● **Entries taken from a collection**:
==*==

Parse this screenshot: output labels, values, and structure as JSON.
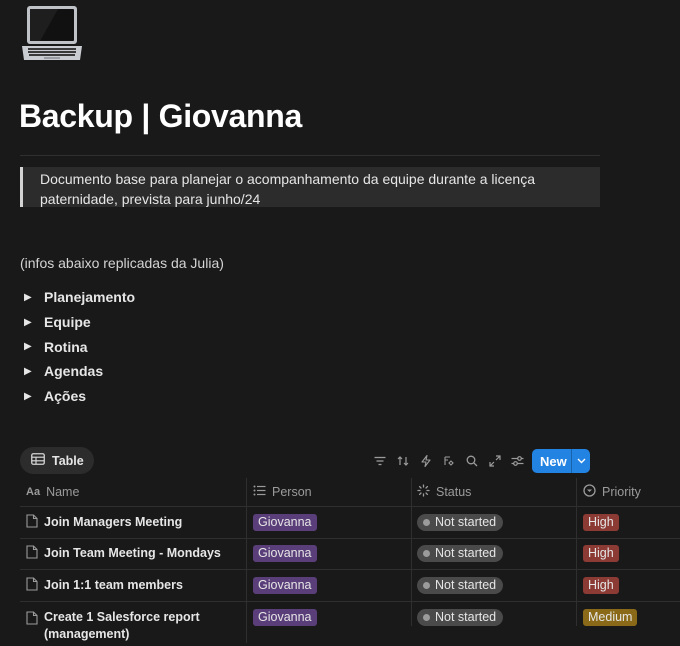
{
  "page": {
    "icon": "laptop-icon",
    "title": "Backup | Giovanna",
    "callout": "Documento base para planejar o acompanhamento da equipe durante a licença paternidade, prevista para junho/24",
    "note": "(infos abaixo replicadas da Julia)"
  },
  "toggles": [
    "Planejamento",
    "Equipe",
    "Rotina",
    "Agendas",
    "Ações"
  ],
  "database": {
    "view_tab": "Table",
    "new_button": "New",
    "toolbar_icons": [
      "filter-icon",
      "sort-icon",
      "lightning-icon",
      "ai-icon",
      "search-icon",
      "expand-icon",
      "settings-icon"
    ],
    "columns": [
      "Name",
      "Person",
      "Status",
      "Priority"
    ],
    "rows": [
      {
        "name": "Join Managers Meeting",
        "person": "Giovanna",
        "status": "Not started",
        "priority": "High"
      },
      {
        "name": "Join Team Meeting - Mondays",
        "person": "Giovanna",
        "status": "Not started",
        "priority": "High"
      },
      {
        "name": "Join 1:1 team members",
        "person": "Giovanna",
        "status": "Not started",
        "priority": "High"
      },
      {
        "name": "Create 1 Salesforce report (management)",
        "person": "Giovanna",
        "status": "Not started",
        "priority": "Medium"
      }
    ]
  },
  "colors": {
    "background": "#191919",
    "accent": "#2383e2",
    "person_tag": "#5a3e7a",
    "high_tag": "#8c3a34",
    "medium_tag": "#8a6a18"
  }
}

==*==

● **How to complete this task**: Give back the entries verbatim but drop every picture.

● **Response below**:
Parse this screenshot: output labels, values, and structure as JSON.
{
  "page": {
    "icon": "laptop-icon",
    "title": "Backup | Giovanna",
    "callout": "Documento base para planejar o acompanhamento da equipe durante a licença paternidade, prevista para junho/24",
    "note": "(infos abaixo replicadas da Julia)"
  },
  "toggles": [
    "Planejamento",
    "Equipe",
    "Rotina",
    "Agendas",
    "Ações"
  ],
  "database": {
    "view_tab": "Table",
    "new_button": "New",
    "toolbar_icons": [
      "filter-icon",
      "sort-icon",
      "lightning-icon",
      "ai-icon",
      "search-icon",
      "expand-icon",
      "settings-icon"
    ],
    "columns": [
      "Name",
      "Person",
      "Status",
      "Priority"
    ],
    "rows": [
      {
        "name": "Join Managers Meeting",
        "person": "Giovanna",
        "status": "Not started",
        "priority": "High"
      },
      {
        "name": "Join Team Meeting - Mondays",
        "person": "Giovanna",
        "status": "Not started",
        "priority": "High"
      },
      {
        "name": "Join 1:1 team members",
        "person": "Giovanna",
        "status": "Not started",
        "priority": "High"
      },
      {
        "name": "Create 1 Salesforce report (management)",
        "person": "Giovanna",
        "status": "Not started",
        "priority": "Medium"
      }
    ]
  },
  "colors": {
    "background": "#191919",
    "accent": "#2383e2",
    "person_tag": "#5a3e7a",
    "high_tag": "#8c3a34",
    "medium_tag": "#8a6a18"
  }
}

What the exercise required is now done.